San Terenziano Celebrates PORCHETTIAMO

May 26, 2012

La porchetta, noble street food of Umbria and central Italy in general, stars in the May festival of San Terenziano, "Porchettiamo". Best translated as "Let us roast suckling pig it", your Italian/English dictionary won't have a translation and you don't need one: just head to San Terneziano to experience "porchettiamo" with the "locals" in this tiny hilltown near Todi. La porchetta (pork roasted on the spit, generously seasoned with garlic, rosemary, sage and wild fennel) and panini di porchetta draw the crowds to the stalls of vendors - or to their customized moveable trucks - in the piazzas, streets and weekly outdoor open markets all over central Italy. La porchetta is omnipresent at every Umbrian fiera, the traditional outdoor market on a saint's feast day (or the day before or after the feast). read more...

Gubbio’s La Corsa dei Ceri:   May Passione   Reigns

May 21, 2012

During Gubbio's May 15th Corsa dei Ceri ("race of the candlesticks"), passione comes in all sizes - from just-hatched little ones to the elderly - and in three colors: yellow, royal blue and black. You'll see more than one infant in a yellow kerchief and tiny yellow satin shirt and you might see a pre-schooler straddling his grandpas's shoulders, both in bright royal blue shirts. An enthusiastic group of small children in black shirts, traditional Ceri white pants and red neck scarves clapping excitedly, danced to the music of the band on the steps of a medieval backstreet as I wandered Gubbio on the afternoon of May 15th. Passione for the Ceri starts early - and lasts a lifetime. The marching brass bands trumpeting thoughout Gubbio during la Festa dei Ceri inflame that passione. read more

Wild Asparagus Bliss, Then and Now

May 14, 2012

Feeling itchy and sweaty, scratched arms and legs, and hands pricked by thorns can all herald bliss: When you scramble up out of the woods, scratched hands clutching a big bunch of tender wild asparagus.
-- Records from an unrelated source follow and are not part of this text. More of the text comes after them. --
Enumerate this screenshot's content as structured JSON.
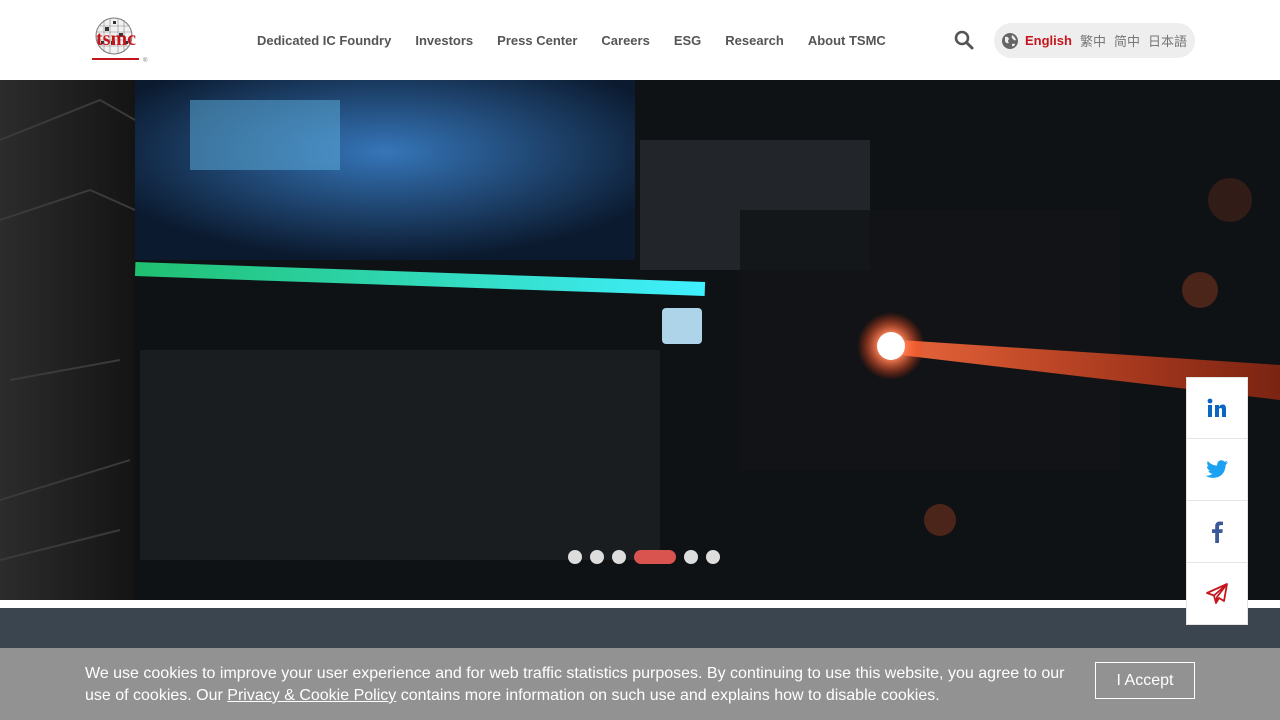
{
  "logo": {
    "text": "tsmc",
    "registered": "®"
  },
  "nav": {
    "items": [
      {
        "label": "Dedicated IC Foundry"
      },
      {
        "label": "Investors"
      },
      {
        "label": "Press Center"
      },
      {
        "label": "Careers"
      },
      {
        "label": "ESG"
      },
      {
        "label": "Research"
      },
      {
        "label": "About TSMC"
      }
    ]
  },
  "search": {
    "icon": "search-icon"
  },
  "language": {
    "icon": "globe-icon",
    "options": [
      "English",
      "繁中",
      "简中",
      "日本語"
    ],
    "selected": "English"
  },
  "carousel": {
    "slide_count": 6,
    "active_index": 3
  },
  "social": {
    "items": [
      {
        "icon": "linkedin-icon",
        "color": "#0a66c2"
      },
      {
        "icon": "twitter-icon",
        "color": "#1da1f2"
      },
      {
        "icon": "facebook-icon",
        "color": "#3b5998"
      },
      {
        "icon": "share-icon",
        "color": "#c4161c"
      }
    ]
  },
  "cookie": {
    "text_before": "We use cookies to improve your user experience and for web traffic statistics purposes. By continuing to use this website, you agree to our use of cookies. Our ",
    "link": "Privacy & Cookie Policy",
    "text_after": " contains more information on such use and explains how to disable cookies.",
    "accept_label": "I Accept"
  },
  "colors": {
    "brand": "#c4161c",
    "band": "#3b4550",
    "dot_active": "#d9534f"
  }
}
Cool weather these days is ideal for foraging for asparagi selvatici: less chance of meeting a viper. Years ago, our farm neighbors taught us the precautions for wild asparagus-hunting: wear high rubber boots and carry a stick to thrash around near the base of the prickly plants before putting hands among the rocks and leaves to pluck the tender asparagus shoots. Vipers move into the cool of the woods in hot weather, they warned. read more...

Assisi Saturday Nights: Eating and Dancing with “the Locals”

May 9, 2012

The Saturday night ballroom dancing season up at Catecuccio, mountain area behind Assisi, starts in mid-October and goes on until late spring. Our farm neighbors gather for banquet dinners of Umbrian rural cuisine, followed by ballroom dancing to a live orchestra. The very elderly to the very young animate the dance floor. read more...

Narni in May: Medieval Passione Takes Over

May 8, 2012


In the 14th century during the first three days of May, Narni town criers called young riders to join in the races over the next few days: the race for the ring and the race for the Palio (flag), all in celebration of the martyrdom of their patron saint, San Giovenale. The ceremony lives on in early May in Narni as town criers on horseback crisscross the town, galloping under the colorful banners of the three terzieri ("district"), while drummers and buglers announce the festivities. read more

Madonna Primavera Reigns Over Assisi’s Calendimaggio

May 2, 2012

Fanciful legends, myths, age-old folktales, medieval morality plays, ballads and poetry are woven into the rich tapestry of Calendimaggio, Assisi's three-day May celebration of the arrival of spring. A much-loved Assisi legend recounts that long ago, a hooded old crone crept into a noble banquet, ignored by all the merrymakers except for five young damsels who proffered her food and drink. The old hag threw back her veil, revealing herself as La Primavera ("Spring") and the young damsels who assisted her are remembered today as five young damsels are chosen for each of the two factions of Assisi - La Nobilissima Parte de Sopra (the upper area of the town) and La Magnfica Parte de Sotto (the lower area). Another folktale recounts that Springtime who rectifies the chaos of the natural world thanks to her five daughters who put order and harmony into the five time periods of the day: dawn, morning, noon, afternoon, evening. read more...

Crossbow Passione in Assisi

April 30, 2012

In Umbria, you know spring is in the air when the balestrieri ("cross-bowers") compete in the piazzas seated behind their crossbows, one eye closed, taking aim. The crossbow is an inherent part of colorful medieval festivals animating Umbria, "Italy's green heart" and here in Assisi, La Compagnia Balestrieri di Assisi is integral part of the wondrous pageantry of Assisi's early May festival, il Calendimaggio, celebrating spring. read more...

Gubbio’s Festa della Liberazione, April 25th

April 23, 2012

"L'Italia e' libera. L'Italia risorgera'" ("Italy is free. Italy will rise again") announced the headlines of the newspaper Il Popolo, referring to the liberation from Fascist control of Milan and Turin April 25, 1945. Nowadays, on this day all over Italy, Italians gather to honor their fallen soldiers and in paricular, i partigiani, the partisans of the Italian Resistance who fought the Nazis as well as Mussolini's Fascist troops. Some towns will celebrate la Festa della Liberazione with political rallies or tributes at war monuments, others with concerts or marching bands, and some with flags, huge ones. read more..

Running with Fire in Grello

April 20, 2012

Rural youth living near the tiny walled hilltown of Grello (pop. 45) run whenever they can these days. In serious training. But not for a a track meet. They'll be running with fire on the night of June 23rd, vigil of the feast of St. John the Baptist, patron saint of this mountainside castle-village. Rituals in the Baptist's honor intertweave water rites with fire (his feast is at the time of the summer solstice); in fact, fire and water, propitious elements of purification, combine and merge in many late June Umbrian festivities, all rooted in Roman rituals. read more...